Aging and America: Demographic Change and Its Consequences for Work and Retirement

May 2014
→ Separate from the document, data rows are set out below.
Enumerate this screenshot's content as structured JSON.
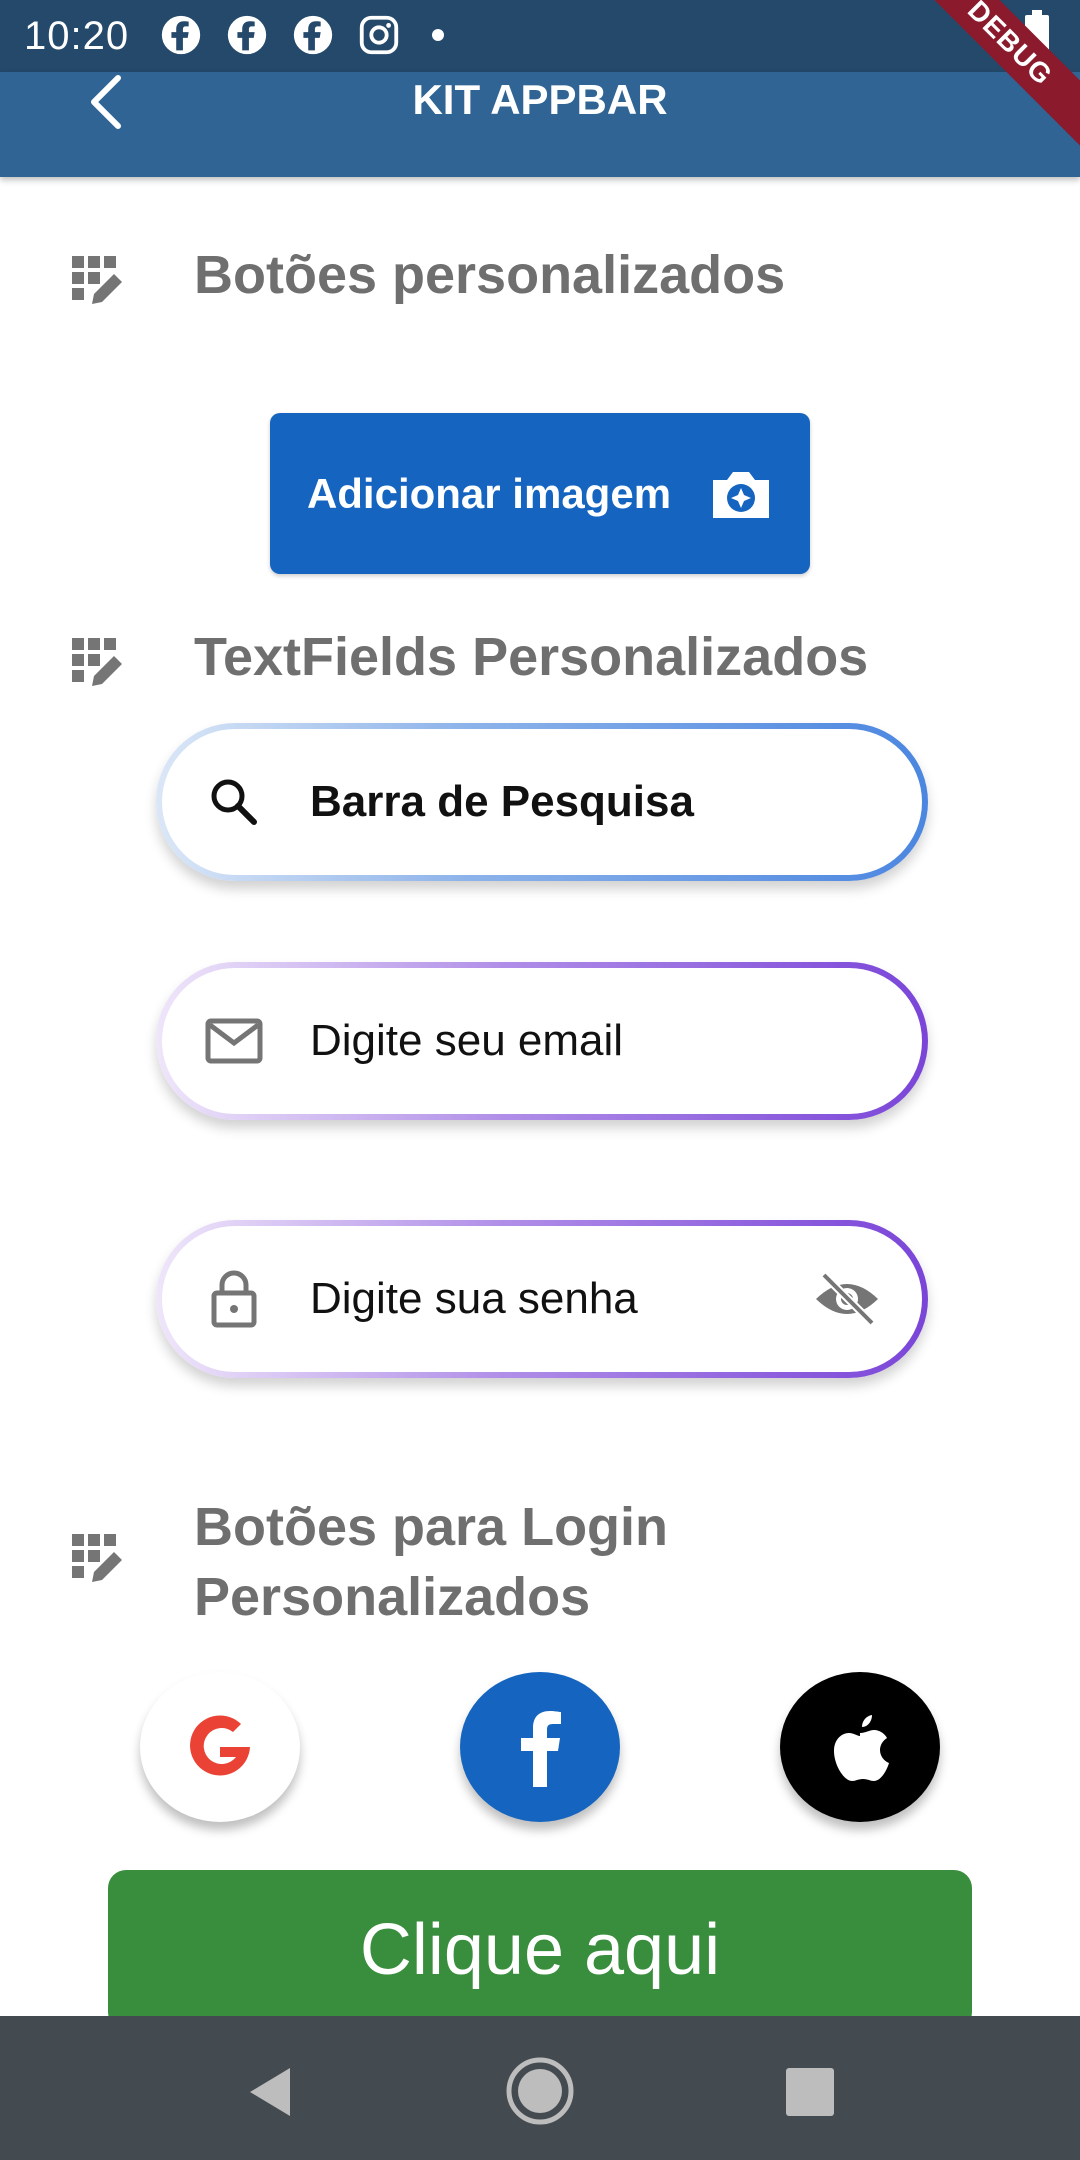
{
  "status_bar": {
    "time": "10:20",
    "notification_icons": [
      "facebook-icon",
      "facebook-icon",
      "facebook-icon",
      "instagram-icon"
    ],
    "right_icons": [
      "wifi-icon",
      "battery-icon"
    ]
  },
  "app_bar": {
    "title": "KIT APPBAR",
    "debug_label": "DEBUG"
  },
  "sections": {
    "buttons": {
      "title": "Botões personalizados"
    },
    "textfields": {
      "title": "TextFields Personalizados"
    },
    "login": {
      "title": "Botões para Login Personalizados"
    }
  },
  "add_image_button": {
    "label": "Adicionar imagem"
  },
  "fields": {
    "search": {
      "text": "Barra de Pesquisa"
    },
    "email": {
      "text": "Digite seu email"
    },
    "password": {
      "text": "Digite sua senha"
    }
  },
  "social_buttons": [
    "google",
    "facebook",
    "apple"
  ],
  "click_button": {
    "label": "Clique aqui"
  },
  "colors": {
    "status_bar": "#24496b",
    "app_bar": "#2f6495",
    "primary_button": "#1565c0",
    "click_button": "#388e3c",
    "nav_bar": "#434a50"
  }
}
In 2012, the National Research Council of the National Academy of Sciences issued a comprehensive report documenting the aging of the U.S. population and analyzing the economic effects this phenomenon may trigger over the next 40 years. The report, Aging and the Macroeconomy: Long-Term Implications of an Older Population, identified two potential policy strategies for mitigating the economic consequences of population aging: 1) enabling people to increase their savings for retirement; and 2) encouraging people to postpone retirement by working longer.1 In November 2013, the TIAA-CREF Institute and the Alfred P. Sloan Foundation sponsored a colloquium of researchers and policy analysts to discuss how to help people save more and work longer.2 The colloquium, Towards a Policy Agenda for an Aging America, began with a panel during which the key findings and implications of the National Academy report were reviewed. A second panel discussion focused on improving the planning and saving behavior of American workers. Senator Tom Harkin, chair of the Senate Health, Education, Pension and Education Committee, then gave a keynote address, presenting his perspectives on enabling people to save more by improving the U.S. public and private pension system for workers. A final panel focused on research and policy initiatives for longer work. 1 National Research Council. (2012). Aging and the Macroeconomy. Long-Term Implications of an Older Population. Committee on the Long-Run Macroeconomic Effects of the Aging U.S. Population. Board on Mathematical Sciences and their Applications, Division on Engineering and Physical Sciences, and Committee on Population, Division of Behavioral and Social Sciences and Education. Washington, D.C.: The National Academies Press. The report is available at: 2 The colloquium was sponsored by a generous grant to the TIAA-CREF Institute from the Alfred P. Sloan Foundation. Colloquium presentations are available at: